Instructions for the task: Scan the listing below. Report each line that includes "icon".

Exercise material:

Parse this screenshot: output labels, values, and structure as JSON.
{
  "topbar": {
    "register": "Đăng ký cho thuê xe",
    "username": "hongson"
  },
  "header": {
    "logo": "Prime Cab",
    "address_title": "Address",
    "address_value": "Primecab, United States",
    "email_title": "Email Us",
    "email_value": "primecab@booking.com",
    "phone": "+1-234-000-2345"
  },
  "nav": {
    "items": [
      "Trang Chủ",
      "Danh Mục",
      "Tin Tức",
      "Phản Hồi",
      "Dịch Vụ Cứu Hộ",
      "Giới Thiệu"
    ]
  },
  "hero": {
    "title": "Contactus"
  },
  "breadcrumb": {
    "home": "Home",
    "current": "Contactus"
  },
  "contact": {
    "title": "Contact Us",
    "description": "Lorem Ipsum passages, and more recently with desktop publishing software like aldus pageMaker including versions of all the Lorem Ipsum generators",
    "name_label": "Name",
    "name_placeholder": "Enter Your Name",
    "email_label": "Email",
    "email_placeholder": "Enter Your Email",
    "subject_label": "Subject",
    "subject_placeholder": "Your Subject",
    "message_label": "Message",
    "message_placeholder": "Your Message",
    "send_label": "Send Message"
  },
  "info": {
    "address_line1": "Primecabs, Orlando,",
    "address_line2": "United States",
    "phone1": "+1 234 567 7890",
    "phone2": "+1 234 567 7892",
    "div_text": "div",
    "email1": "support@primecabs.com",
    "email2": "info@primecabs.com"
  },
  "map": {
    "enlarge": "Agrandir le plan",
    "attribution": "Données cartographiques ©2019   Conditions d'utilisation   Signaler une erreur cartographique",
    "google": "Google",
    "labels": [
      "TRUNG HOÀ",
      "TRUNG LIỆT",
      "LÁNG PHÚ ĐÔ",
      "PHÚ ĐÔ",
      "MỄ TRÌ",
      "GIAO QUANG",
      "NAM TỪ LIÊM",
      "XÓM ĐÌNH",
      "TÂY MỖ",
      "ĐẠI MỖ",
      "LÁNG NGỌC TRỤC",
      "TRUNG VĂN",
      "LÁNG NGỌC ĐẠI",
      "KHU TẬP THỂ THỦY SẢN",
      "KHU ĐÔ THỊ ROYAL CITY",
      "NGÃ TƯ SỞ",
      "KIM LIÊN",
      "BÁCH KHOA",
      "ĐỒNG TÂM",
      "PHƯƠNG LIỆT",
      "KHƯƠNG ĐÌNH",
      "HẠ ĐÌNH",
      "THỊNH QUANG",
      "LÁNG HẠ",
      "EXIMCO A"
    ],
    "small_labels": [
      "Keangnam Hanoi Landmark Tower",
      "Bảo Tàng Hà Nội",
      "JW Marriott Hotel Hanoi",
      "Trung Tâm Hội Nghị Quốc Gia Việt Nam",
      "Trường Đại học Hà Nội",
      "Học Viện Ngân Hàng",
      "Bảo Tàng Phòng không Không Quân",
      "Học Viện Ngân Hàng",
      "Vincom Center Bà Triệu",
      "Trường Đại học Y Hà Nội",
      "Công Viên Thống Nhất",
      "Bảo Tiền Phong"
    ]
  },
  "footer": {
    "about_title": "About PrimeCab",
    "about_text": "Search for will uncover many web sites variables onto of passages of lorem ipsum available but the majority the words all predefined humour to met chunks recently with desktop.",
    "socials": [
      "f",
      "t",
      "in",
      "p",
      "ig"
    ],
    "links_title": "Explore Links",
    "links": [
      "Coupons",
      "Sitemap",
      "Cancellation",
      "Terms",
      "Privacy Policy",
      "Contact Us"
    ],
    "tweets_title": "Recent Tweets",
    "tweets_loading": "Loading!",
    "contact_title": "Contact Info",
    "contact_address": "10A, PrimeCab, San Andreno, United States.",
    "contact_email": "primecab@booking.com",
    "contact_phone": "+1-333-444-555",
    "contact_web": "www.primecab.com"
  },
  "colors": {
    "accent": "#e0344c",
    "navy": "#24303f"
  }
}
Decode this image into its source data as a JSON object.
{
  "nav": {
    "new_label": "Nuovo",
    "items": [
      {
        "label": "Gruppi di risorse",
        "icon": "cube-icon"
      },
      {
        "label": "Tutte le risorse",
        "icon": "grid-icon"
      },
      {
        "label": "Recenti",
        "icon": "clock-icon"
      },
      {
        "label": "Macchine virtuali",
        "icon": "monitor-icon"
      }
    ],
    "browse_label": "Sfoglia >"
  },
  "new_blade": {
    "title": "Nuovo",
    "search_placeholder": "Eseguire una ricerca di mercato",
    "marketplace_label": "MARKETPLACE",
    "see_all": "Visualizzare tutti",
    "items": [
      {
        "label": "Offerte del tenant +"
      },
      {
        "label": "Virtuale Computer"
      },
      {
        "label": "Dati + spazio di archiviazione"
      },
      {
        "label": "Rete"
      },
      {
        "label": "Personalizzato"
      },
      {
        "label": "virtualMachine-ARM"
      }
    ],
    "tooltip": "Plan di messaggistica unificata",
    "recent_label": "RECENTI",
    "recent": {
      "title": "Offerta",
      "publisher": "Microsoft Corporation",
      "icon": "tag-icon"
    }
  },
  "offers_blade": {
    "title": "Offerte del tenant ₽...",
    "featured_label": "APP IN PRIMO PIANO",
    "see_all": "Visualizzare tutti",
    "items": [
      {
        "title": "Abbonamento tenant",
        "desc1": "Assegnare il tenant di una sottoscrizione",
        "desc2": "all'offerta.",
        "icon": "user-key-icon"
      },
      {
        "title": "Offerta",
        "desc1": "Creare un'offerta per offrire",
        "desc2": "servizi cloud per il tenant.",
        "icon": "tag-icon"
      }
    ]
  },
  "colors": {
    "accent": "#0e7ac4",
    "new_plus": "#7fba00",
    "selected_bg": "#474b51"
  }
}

Answer space:
        "icon": "cube-icon"
        "icon": "grid-icon"
        "icon": "clock-icon"
        "icon": "monitor-icon"
      "icon": "tag-icon"
        "icon": "user-key-icon"
        "icon": "tag-icon"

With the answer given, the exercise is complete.